Carling Technologies offers a broad range of illuminated and non-illuminated switches. Within switch series, illumination options can include choices in lens and lamp colors, lamp circuit configurations, and illumination types. Illumination types include neon, incandescent lamps, or LED's.

Illuminated Circuit Configurations

Depending on switch series, Carling Technologies' illuminated switches can offer dependent, independent, and combination of dependent and independent lamp circuits. In a dependent lamp circuit, the lamp or lamps are powered by the same circuit that the switch is controlling; the lamp turns on when the switch is activated. In an independent lamp circuit, the lamp or lamps are powered by a voltage source not controlled by the switch action.

A combination circuit may have one dependent and one independent lamp. In this case, an independent lamp might turn on with the power source, while the dependent lamp turns on when the switch is activated. Commonly used in the transportation industry, a typical application for this type of circuit would be on a vehicle dashboard. An independent lamp would light up the individual icons or legends on the each of the dashboard switches, then a second lamp on a switch would light when it is actuated to the "ON" position.

Available illuminated circuit configurations for any specific switch series can be found on the downloadable PDF files located on the product series pages of this web site.
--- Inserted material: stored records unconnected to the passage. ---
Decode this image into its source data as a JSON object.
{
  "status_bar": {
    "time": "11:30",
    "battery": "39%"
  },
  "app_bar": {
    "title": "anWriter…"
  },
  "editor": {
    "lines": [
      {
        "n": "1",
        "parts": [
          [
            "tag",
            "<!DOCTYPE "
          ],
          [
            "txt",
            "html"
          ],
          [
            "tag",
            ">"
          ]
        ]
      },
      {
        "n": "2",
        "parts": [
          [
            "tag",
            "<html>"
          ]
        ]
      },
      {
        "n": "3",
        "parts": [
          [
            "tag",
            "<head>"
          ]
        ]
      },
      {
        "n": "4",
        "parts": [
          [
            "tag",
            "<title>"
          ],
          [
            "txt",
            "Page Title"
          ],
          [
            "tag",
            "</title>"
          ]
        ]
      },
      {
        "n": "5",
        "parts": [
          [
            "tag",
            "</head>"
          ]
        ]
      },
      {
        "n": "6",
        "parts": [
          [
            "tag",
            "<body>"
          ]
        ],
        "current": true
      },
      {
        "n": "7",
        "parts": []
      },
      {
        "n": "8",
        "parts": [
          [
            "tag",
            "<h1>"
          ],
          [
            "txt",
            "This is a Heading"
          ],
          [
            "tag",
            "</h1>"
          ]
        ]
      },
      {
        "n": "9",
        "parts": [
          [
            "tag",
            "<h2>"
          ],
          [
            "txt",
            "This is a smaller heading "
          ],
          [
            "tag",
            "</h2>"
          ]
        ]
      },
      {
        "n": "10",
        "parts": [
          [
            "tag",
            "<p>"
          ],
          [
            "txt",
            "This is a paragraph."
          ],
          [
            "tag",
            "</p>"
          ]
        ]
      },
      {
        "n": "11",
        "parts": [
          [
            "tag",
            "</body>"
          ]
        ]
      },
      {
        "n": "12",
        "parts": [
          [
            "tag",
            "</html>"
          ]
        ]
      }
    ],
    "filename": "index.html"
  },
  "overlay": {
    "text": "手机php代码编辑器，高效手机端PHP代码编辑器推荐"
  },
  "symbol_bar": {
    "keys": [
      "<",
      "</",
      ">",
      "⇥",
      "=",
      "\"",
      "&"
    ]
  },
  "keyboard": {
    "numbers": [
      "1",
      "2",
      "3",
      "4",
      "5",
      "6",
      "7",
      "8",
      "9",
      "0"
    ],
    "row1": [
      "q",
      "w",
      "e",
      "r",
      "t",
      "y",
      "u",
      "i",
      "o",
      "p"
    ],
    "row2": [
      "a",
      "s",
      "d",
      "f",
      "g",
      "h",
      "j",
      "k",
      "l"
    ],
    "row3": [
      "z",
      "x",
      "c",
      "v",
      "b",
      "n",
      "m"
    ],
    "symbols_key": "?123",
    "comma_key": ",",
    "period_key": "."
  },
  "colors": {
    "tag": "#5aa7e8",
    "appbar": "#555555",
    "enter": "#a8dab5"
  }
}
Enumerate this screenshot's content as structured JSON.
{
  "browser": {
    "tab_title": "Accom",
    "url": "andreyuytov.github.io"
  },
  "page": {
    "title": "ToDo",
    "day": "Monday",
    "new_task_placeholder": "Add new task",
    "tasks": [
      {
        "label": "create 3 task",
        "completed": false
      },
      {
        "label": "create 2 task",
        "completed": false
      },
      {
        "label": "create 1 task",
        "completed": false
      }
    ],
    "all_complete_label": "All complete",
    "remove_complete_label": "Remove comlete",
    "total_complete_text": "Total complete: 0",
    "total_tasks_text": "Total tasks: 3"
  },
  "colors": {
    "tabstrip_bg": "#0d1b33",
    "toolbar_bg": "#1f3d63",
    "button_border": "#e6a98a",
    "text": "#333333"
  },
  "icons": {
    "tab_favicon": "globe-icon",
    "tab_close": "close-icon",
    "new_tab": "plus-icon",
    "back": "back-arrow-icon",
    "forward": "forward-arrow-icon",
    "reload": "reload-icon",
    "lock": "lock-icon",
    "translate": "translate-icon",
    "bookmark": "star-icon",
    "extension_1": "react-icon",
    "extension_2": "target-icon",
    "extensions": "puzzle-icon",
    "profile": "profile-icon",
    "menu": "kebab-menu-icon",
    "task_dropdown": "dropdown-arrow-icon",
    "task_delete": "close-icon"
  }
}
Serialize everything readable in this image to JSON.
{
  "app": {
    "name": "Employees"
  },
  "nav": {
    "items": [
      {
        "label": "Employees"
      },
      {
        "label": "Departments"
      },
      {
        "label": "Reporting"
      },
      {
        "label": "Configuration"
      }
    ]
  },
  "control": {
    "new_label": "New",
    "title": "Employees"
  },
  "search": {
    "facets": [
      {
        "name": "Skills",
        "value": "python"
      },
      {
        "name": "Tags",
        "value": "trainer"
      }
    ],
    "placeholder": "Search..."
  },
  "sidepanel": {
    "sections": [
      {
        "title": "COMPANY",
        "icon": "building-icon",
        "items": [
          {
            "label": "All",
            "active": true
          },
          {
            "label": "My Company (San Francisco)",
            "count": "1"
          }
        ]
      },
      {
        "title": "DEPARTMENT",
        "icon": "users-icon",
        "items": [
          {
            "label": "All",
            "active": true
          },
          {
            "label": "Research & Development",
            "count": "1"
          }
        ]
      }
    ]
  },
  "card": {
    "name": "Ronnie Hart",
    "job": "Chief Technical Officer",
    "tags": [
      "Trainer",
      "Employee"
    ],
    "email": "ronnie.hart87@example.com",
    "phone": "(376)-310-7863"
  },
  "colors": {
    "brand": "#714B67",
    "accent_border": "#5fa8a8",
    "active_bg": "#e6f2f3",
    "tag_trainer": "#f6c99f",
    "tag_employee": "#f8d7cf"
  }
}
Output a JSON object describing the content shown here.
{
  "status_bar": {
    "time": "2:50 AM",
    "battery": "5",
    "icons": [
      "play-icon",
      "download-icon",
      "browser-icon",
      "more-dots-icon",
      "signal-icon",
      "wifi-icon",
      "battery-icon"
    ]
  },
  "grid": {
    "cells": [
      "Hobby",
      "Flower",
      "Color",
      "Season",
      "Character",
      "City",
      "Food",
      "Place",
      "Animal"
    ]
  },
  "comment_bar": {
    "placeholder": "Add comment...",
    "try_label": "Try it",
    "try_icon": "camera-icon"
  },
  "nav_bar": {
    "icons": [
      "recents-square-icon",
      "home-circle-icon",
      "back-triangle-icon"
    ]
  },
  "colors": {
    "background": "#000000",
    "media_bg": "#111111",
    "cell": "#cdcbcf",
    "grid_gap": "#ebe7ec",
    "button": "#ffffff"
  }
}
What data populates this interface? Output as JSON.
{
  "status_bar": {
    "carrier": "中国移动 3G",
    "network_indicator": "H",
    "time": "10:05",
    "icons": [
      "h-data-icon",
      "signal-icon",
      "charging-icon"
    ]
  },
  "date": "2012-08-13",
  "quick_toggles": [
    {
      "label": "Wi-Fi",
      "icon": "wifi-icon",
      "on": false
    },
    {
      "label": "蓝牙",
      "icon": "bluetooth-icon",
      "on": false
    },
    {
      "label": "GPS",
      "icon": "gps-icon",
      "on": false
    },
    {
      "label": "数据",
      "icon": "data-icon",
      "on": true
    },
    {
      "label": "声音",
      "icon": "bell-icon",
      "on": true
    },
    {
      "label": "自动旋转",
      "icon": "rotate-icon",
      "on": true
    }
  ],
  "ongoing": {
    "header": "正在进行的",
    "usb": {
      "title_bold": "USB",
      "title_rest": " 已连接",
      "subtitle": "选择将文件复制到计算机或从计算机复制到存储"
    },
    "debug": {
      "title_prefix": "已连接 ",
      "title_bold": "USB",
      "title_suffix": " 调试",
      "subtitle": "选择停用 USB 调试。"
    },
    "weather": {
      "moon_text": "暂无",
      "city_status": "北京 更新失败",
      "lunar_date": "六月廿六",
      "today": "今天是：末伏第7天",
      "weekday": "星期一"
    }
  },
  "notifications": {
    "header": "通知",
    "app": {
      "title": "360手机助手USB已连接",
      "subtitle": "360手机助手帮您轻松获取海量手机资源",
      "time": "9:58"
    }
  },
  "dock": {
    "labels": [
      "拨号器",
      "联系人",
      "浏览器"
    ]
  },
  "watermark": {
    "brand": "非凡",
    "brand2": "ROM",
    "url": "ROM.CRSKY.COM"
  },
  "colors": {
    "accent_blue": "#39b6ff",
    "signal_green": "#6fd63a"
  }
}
Neon Lamps

Neon lamps utilize a low-density gas in a sealed glass bulb. Via two small electrodes located within the bulb, a sufficiently high voltage ionizes the inert neon gas and makes it conductive. Once it's ionized, a lower voltage will keep it ionized and keep current flowing through the lamp. The light comes from the excited neon ions. Neon lamps are ballasted with external resistors to control the amount of current flowing through the lamp (.002 amps), so that the ionized gas, which has a negative resistance, won't destroy itself. Neon lamps are usually set on their side within the switch for the best viewing angle.

Neon lamps are typically used in higher voltage, 125-250 AC applications such as power switches utilizing wall current. Neon light is shifted toward the amber/red side of the color spectrum, and therefore not recommended for use with green or blue lenses, unless using more costly special neon green bulbs. Typical bulb life is 25,000 hours.

Incandescent Lamps

Incandescent lamps utilize tungsten filaments within a vacuum-sealed bulb which give off light when heated to incandescence by electric current. Incandescent lamps can be used in applications ranging up to 48Volts (AC or DC). They do not use ballasted resistors that are required for neon and LED lamps; instead individual bulbs are designed for the voltage specified.

The current draw for incandescent lamps is dependent on the volltage used:

  • Voltage Current draw
  • 3V 350 milliamps
  • 6V 200 milliamps
  • 12V 80 milliamps
  • 24V 40 milliamps
  • 48V 20 milliamps

Incandescent lamps can accommodate the full range of lens colors, including blue and green. Incandescent lamps offer dispersed beam brightness whose intensity is measured in mean squared candlepower (MSCP). They were once considered the brightest of lamp offerings, however current LED technology can now match incandescent brightness.

Typical incandescent bulb life is 10,000 - 25,000 hours, depending on voltage. Bulb life can also be adversely affected by shock and vibration, voltage swings, and temperature rise. Incandescent lamps can also be susceptible to DC notching, where current flow in one direction can cause a notch to form on the filament. This "cuts" or reduces the cross section of the filament, thus causing it to weaken and eventually cease to function.


LED's (Light Emitting Diodes) are composed of a DC diode chip and connections encased in plastic and epoxy. This encasement, which protects against shock and vibration, is one of the many reasons why LED's are considered the ideal illumination choice for the transportation industry.

At 100,000+ hours, LED lamp life is ten times that of incandescent lamps. Unlike incandescent lamps, heat rise is not a factor for LED life cycle; LED's generate only a 6 degree temperature rise above ambient, as compared to the 51 degree temperature rise of incandescent lamps. Because LED's are absent of fragile filaments, they are also not susceptible to breakage or DC notching.

LED's offer focused beam brightness (measured in millicandellas) which is able to match the light intensity of incandescent lamps. LED's are available in a wide range of colors and intensities. Certain colors such as blue and white are extremely static sensitive, and caution must be used when handling and assembling. Carling Technologies employs special ESD (static sensitive) production lines for assembling these types of illuminated switches.

Illumination Colors

Illuminated switches of all types come in a variety of colors. Depending on series and lamp type, illumination color may be accomplished via lamp or lens or both. Standard illumination colors can include amber, red, green, blue, white, and clear. Should you have special lamp or lens color needs, please contact your Carling Technologies Sales Representative for assistance.